**How to complete this task**
Set down the records that follow in full and without changes.

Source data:

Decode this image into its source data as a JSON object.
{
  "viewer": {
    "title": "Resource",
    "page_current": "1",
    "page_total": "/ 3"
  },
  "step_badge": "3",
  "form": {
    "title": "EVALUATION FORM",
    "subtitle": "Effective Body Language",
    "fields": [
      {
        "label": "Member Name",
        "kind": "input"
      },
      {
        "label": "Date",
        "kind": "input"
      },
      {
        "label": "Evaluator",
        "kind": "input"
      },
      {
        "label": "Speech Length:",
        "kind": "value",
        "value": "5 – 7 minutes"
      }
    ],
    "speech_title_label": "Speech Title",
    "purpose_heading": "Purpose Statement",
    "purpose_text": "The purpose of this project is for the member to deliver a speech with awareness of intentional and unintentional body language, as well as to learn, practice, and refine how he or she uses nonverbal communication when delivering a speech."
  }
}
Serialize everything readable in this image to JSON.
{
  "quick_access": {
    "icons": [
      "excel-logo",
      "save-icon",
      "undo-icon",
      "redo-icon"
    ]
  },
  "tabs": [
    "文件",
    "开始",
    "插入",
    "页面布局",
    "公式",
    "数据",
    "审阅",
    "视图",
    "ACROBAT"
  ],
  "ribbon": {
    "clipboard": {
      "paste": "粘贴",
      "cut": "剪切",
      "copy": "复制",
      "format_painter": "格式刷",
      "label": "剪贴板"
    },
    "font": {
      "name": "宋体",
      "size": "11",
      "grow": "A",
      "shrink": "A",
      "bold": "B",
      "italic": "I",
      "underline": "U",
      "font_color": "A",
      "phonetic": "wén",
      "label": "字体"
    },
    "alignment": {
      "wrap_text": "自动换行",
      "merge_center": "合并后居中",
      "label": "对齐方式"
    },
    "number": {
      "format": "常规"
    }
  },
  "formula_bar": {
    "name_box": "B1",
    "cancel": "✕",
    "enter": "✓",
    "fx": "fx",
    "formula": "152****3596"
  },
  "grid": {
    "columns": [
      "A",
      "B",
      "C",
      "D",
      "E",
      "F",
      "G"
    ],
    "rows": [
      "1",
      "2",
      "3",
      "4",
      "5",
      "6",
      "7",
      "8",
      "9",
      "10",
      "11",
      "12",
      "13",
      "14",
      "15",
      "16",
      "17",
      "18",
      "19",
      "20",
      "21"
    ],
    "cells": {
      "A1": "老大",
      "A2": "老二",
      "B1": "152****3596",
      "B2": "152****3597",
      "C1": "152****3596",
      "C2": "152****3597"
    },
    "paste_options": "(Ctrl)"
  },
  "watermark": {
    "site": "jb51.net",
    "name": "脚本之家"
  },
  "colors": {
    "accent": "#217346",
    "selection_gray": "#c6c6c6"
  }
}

**Result**
Decode this image into its source data as a JSON object.
{
  "viewer": {
    "title": "Resource",
    "page_current": "1",
    "page_total": "/ 3"
  },
  "step_badge": "3",
  "form": {
    "title": "EVALUATION FORM",
    "subtitle": "Effective Body Language",
    "fields": [
      {
        "label": "Member Name",
        "kind": "input"
      },
      {
        "label": "Date",
        "kind": "input"
      },
      {
        "label": "Evaluator",
        "kind": "input"
      },
      {
        "label": "Speech Length:",
        "kind": "value",
        "value": "5 – 7 minutes"
      }
    ],
    "speech_title_label": "Speech Title",
    "purpose_heading": "Purpose Statement",
    "purpose_text": "The purpose of this project is for the member to deliver a speech with awareness of intentional and unintentional body language, as well as to learn, practice, and refine how he or she uses nonverbal communication when delivering a speech."
  }
}
Serialize everything readable in this image to JSON.
{
  "quick_access": {
    "icons": [
      "excel-logo",
      "save-icon",
      "undo-icon",
      "redo-icon"
    ]
  },
  "tabs": [
    "文件",
    "开始",
    "插入",
    "页面布局",
    "公式",
    "数据",
    "审阅",
    "视图",
    "ACROBAT"
  ],
  "ribbon": {
    "clipboard": {
      "paste": "粘贴",
      "cut": "剪切",
      "copy": "复制",
      "format_painter": "格式刷",
      "label": "剪贴板"
    },
    "font": {
      "name": "宋体",
      "size": "11",
      "grow": "A",
      "shrink": "A",
      "bold": "B",
      "italic": "I",
      "underline": "U",
      "font_color": "A",
      "phonetic": "wén",
      "label": "字体"
    },
    "alignment": {
      "wrap_text": "自动换行",
      "merge_center": "合并后居中",
      "label": "对齐方式"
    },
    "number": {
      "format": "常规"
    }
  },
  "formula_bar": {
    "name_box": "B1",
    "cancel": "✕",
    "enter": "✓",
    "fx": "fx",
    "formula": "152****3596"
  },
  "grid": {
    "columns": [
      "A",
      "B",
      "C",
      "D",
      "E",
      "F",
      "G"
    ],
    "rows": [
      "1",
      "2",
      "3",
      "4",
      "5",
      "6",
      "7",
      "8",
      "9",
      "10",
      "11",
      "12",
      "13",
      "14",
      "15",
      "16",
      "17",
      "18",
      "19",
      "20",
      "21"
    ],
    "cells": {
      "A1": "老大",
      "A2": "老二",
      "B1": "152****3596",
      "B2": "152****3597",
      "C1": "152****3596",
      "C2": "152****3597"
    },
    "paste_options": "(Ctrl)"
  },
  "watermark": {
    "site": "jb51.net",
    "name": "脚本之家"
  },
  "colors": {
    "accent": "#217346",
    "selection_gray": "#c6c6c6"
  }
}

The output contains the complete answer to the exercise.